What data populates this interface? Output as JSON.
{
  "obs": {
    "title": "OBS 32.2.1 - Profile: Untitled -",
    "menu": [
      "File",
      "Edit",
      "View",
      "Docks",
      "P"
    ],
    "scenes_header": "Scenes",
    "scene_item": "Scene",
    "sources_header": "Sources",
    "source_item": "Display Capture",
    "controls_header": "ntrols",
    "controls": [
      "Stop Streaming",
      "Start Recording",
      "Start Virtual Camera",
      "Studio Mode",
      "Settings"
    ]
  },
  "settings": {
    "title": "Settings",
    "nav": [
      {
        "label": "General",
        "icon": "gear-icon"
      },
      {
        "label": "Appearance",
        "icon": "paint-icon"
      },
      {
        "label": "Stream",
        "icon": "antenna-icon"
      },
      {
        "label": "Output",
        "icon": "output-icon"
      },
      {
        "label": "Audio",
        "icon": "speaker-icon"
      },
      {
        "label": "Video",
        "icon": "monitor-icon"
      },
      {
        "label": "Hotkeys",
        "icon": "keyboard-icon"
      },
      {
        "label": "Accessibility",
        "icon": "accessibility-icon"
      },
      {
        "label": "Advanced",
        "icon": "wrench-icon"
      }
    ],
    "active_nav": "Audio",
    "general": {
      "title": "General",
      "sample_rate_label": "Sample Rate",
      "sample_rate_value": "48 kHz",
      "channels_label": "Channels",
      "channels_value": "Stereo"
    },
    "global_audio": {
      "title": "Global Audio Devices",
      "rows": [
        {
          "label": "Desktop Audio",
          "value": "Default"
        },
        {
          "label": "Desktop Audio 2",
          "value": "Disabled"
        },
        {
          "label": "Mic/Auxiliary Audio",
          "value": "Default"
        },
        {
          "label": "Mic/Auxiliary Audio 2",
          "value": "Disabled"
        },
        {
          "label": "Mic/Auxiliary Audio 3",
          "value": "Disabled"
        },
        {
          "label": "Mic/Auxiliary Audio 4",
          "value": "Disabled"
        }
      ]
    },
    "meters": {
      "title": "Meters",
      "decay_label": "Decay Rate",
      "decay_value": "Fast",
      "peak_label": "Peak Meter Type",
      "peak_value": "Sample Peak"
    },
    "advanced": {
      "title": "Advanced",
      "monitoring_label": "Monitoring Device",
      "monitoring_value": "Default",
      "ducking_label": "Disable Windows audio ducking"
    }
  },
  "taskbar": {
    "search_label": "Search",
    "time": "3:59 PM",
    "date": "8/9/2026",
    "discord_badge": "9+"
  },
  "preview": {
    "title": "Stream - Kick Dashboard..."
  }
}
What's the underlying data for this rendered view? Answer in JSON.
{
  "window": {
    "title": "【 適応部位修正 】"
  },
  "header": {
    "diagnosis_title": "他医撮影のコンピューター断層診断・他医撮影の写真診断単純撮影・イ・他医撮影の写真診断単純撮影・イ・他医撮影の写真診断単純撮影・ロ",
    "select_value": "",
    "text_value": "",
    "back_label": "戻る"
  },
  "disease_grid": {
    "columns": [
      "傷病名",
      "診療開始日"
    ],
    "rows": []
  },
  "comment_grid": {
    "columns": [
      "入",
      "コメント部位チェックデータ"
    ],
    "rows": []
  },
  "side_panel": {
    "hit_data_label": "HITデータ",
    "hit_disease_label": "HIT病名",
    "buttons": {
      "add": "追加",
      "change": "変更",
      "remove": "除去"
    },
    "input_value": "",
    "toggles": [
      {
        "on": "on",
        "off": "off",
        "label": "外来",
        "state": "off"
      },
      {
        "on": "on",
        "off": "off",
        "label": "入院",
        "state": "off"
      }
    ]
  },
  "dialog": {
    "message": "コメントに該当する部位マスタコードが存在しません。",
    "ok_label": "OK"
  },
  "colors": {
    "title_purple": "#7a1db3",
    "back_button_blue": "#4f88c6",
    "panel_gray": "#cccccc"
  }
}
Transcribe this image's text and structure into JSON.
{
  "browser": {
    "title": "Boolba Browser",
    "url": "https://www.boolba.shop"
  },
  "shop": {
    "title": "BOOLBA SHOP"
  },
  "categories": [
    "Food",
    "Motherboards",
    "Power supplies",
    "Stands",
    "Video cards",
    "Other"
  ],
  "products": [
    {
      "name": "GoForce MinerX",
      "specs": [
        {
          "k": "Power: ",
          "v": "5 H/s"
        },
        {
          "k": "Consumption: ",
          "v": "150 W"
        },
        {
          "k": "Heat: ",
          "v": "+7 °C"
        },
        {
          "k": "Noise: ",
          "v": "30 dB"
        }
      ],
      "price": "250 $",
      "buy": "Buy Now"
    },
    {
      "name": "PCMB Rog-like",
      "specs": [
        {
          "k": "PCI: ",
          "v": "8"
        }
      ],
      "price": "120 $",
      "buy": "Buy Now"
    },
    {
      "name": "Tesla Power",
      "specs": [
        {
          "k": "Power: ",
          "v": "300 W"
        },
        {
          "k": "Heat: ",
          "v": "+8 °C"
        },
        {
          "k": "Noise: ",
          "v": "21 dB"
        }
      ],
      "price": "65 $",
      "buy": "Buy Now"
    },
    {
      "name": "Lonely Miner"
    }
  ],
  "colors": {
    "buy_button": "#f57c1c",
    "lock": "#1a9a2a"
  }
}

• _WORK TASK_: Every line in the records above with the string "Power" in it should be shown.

• _SOLVED EXERCISE_:
    "Power supplies",
          "k": "Power: ",
      "name": "Tesla Power",
          "k": "Power: ",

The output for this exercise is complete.